• WHAT TO DO
Write out the following records exactly, each one in full.

• PROVIDED INFORMATION
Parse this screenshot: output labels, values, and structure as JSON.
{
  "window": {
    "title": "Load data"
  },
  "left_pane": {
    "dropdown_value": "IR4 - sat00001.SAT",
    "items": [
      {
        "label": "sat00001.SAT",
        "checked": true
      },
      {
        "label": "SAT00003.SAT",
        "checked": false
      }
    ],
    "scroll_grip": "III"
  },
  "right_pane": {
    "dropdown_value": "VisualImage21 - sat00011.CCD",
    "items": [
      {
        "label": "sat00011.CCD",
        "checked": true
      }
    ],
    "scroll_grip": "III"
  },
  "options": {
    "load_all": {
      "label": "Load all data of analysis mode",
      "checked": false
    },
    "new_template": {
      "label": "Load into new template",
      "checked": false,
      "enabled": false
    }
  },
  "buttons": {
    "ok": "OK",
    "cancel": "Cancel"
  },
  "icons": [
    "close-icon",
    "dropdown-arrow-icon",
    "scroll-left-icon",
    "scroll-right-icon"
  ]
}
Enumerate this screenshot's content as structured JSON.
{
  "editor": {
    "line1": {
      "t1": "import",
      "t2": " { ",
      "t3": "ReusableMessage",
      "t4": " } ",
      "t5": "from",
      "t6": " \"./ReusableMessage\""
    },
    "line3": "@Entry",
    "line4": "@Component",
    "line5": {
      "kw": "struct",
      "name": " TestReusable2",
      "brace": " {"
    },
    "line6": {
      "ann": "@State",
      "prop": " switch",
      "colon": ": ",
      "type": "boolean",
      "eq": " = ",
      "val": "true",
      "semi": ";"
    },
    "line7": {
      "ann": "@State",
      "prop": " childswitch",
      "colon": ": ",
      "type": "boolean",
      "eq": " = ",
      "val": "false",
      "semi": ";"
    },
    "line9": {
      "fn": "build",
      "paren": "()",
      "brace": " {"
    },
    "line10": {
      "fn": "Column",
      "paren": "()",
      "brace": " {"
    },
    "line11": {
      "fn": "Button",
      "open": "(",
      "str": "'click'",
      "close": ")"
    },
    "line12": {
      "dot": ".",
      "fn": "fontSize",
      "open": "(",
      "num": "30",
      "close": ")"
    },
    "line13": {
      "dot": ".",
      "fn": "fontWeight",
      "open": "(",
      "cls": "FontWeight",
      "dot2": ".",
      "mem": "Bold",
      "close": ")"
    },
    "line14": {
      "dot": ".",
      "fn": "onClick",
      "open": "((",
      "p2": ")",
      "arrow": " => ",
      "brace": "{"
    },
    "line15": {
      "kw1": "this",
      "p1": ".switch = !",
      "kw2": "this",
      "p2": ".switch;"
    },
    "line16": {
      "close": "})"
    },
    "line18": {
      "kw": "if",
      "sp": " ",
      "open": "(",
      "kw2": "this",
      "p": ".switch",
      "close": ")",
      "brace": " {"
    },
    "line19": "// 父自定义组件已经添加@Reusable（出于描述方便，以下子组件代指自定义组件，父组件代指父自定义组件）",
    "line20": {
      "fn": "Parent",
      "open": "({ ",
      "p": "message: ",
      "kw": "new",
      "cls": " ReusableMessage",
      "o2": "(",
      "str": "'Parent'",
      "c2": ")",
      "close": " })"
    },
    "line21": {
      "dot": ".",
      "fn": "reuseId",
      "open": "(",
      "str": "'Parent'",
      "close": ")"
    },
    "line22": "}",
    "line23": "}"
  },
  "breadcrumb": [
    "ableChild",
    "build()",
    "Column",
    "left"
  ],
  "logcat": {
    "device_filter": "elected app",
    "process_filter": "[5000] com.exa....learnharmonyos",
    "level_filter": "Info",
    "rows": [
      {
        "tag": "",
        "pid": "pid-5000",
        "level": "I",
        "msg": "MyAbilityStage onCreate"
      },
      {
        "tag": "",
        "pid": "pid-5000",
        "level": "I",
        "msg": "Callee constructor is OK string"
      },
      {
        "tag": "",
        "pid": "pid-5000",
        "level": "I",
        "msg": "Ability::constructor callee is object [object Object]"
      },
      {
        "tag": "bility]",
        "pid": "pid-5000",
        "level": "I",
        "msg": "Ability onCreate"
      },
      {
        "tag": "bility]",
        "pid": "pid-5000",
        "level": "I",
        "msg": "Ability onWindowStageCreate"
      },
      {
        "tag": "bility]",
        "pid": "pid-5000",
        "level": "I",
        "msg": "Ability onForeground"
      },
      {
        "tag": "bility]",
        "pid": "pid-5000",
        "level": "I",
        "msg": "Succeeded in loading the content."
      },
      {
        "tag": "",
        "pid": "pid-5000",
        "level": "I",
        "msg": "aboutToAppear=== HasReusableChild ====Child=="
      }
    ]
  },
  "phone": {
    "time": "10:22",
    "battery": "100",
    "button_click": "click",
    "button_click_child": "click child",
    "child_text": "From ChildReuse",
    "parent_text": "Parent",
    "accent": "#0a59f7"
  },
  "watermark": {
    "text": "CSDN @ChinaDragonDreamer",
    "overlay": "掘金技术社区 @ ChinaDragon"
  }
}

• ANSWER BOX
Parse this screenshot: output labels, values, and structure as JSON.
{
  "window": {
    "title": "Load data"
  },
  "left_pane": {
    "dropdown_value": "IR4 - sat00001.SAT",
    "items": [
      {
        "label": "sat00001.SAT",
        "checked": true
      },
      {
        "label": "SAT00003.SAT",
        "checked": false
      }
    ],
    "scroll_grip": "III"
  },
  "right_pane": {
    "dropdown_value": "VisualImage21 - sat00011.CCD",
    "items": [
      {
        "label": "sat00011.CCD",
        "checked": true
      }
    ],
    "scroll_grip": "III"
  },
  "options": {
    "load_all": {
      "label": "Load all data of analysis mode",
      "checked": false
    },
    "new_template": {
      "label": "Load into new template",
      "checked": false,
      "enabled": false
    }
  },
  "buttons": {
    "ok": "OK",
    "cancel": "Cancel"
  },
  "icons": [
    "close-icon",
    "dropdown-arrow-icon",
    "scroll-left-icon",
    "scroll-right-icon"
  ]
}
Enumerate this screenshot's content as structured JSON.
{
  "editor": {
    "line1": {
      "t1": "import",
      "t2": " { ",
      "t3": "ReusableMessage",
      "t4": " } ",
      "t5": "from",
      "t6": " \"./ReusableMessage\""
    },
    "line3": "@Entry",
    "line4": "@Component",
    "line5": {
      "kw": "struct",
      "name": " TestReusable2",
      "brace": " {"
    },
    "line6": {
      "ann": "@State",
      "prop": " switch",
      "colon": ": ",
      "type": "boolean",
      "eq": " = ",
      "val": "true",
      "semi": ";"
    },
    "line7": {
      "ann": "@State",
      "prop": " childswitch",
      "colon": ": ",
      "type": "boolean",
      "eq": " = ",
      "val": "false",
      "semi": ";"
    },
    "line9": {
      "fn": "build",
      "paren": "()",
      "brace": " {"
    },
    "line10": {
      "fn": "Column",
      "paren": "()",
      "brace": " {"
    },
    "line11": {
      "fn": "Button",
      "open": "(",
      "str": "'click'",
      "close": ")"
    },
    "line12": {
      "dot": ".",
      "fn": "fontSize",
      "open": "(",
      "num": "30",
      "close": ")"
    },
    "line13": {
      "dot": ".",
      "fn": "fontWeight",
      "open": "(",
      "cls": "FontWeight",
      "dot2": ".",
      "mem": "Bold",
      "close": ")"
    },
    "line14": {
      "dot": ".",
      "fn": "onClick",
      "open": "((",
      "p2": ")",
      "arrow": " => ",
      "brace": "{"
    },
    "line15": {
      "kw1": "this",
      "p1": ".switch = !",
      "kw2": "this",
      "p2": ".switch;"
    },
    "line16": {
      "close": "})"
    },
    "line18": {
      "kw": "if",
      "sp": " ",
      "open": "(",
      "kw2": "this",
      "p": ".switch",
      "close": ")",
      "brace": " {"
    },
    "line19": "// 父自定义组件已经添加@Reusable（出于描述方便，以下子组件代指自定义组件，父组件代指父自定义组件）",
    "line20": {
      "fn": "Parent",
      "open": "({ ",
      "p": "message: ",
      "kw": "new",
      "cls": " ReusableMessage",
      "o2": "(",
      "str": "'Parent'",
      "c2": ")",
      "close": " })"
    },
    "line21": {
      "dot": ".",
      "fn": "reuseId",
      "open": "(",
      "str": "'Parent'",
      "close": ")"
    },
    "line22": "}",
    "line23": "}"
  },
  "breadcrumb": [
    "ableChild",
    "build()",
    "Column",
    "left"
  ],
  "logcat": {
    "device_filter": "elected app",
    "process_filter": "[5000] com.exa....learnharmonyos",
    "level_filter": "Info",
    "rows": [
      {
        "tag": "",
        "pid": "pid-5000",
        "level": "I",
        "msg": "MyAbilityStage onCreate"
      },
      {
        "tag": "",
        "pid": "pid-5000",
        "level": "I",
        "msg": "Callee constructor is OK string"
      },
      {
        "tag": "",
        "pid": "pid-5000",
        "level": "I",
        "msg": "Ability::constructor callee is object [object Object]"
      },
      {
        "tag": "bility]",
        "pid": "pid-5000",
        "level": "I",
        "msg": "Ability onCreate"
      },
      {
        "tag": "bility]",
        "pid": "pid-5000",
        "level": "I",
        "msg": "Ability onWindowStageCreate"
      },
      {
        "tag": "bility]",
        "pid": "pid-5000",
        "level": "I",
        "msg": "Ability onForeground"
      },
      {
        "tag": "bility]",
        "pid": "pid-5000",
        "level": "I",
        "msg": "Succeeded in loading the content."
      },
      {
        "tag": "",
        "pid": "pid-5000",
        "level": "I",
        "msg": "aboutToAppear=== HasReusableChild ====Child=="
      }
    ]
  },
  "phone": {
    "time": "10:22",
    "battery": "100",
    "button_click": "click",
    "button_click_child": "click child",
    "child_text": "From ChildReuse",
    "parent_text": "Parent",
    "accent": "#0a59f7"
  },
  "watermark": {
    "text": "CSDN @ChinaDragonDreamer",
    "overlay": "掘金技术社区 @ ChinaDragon"
  }
}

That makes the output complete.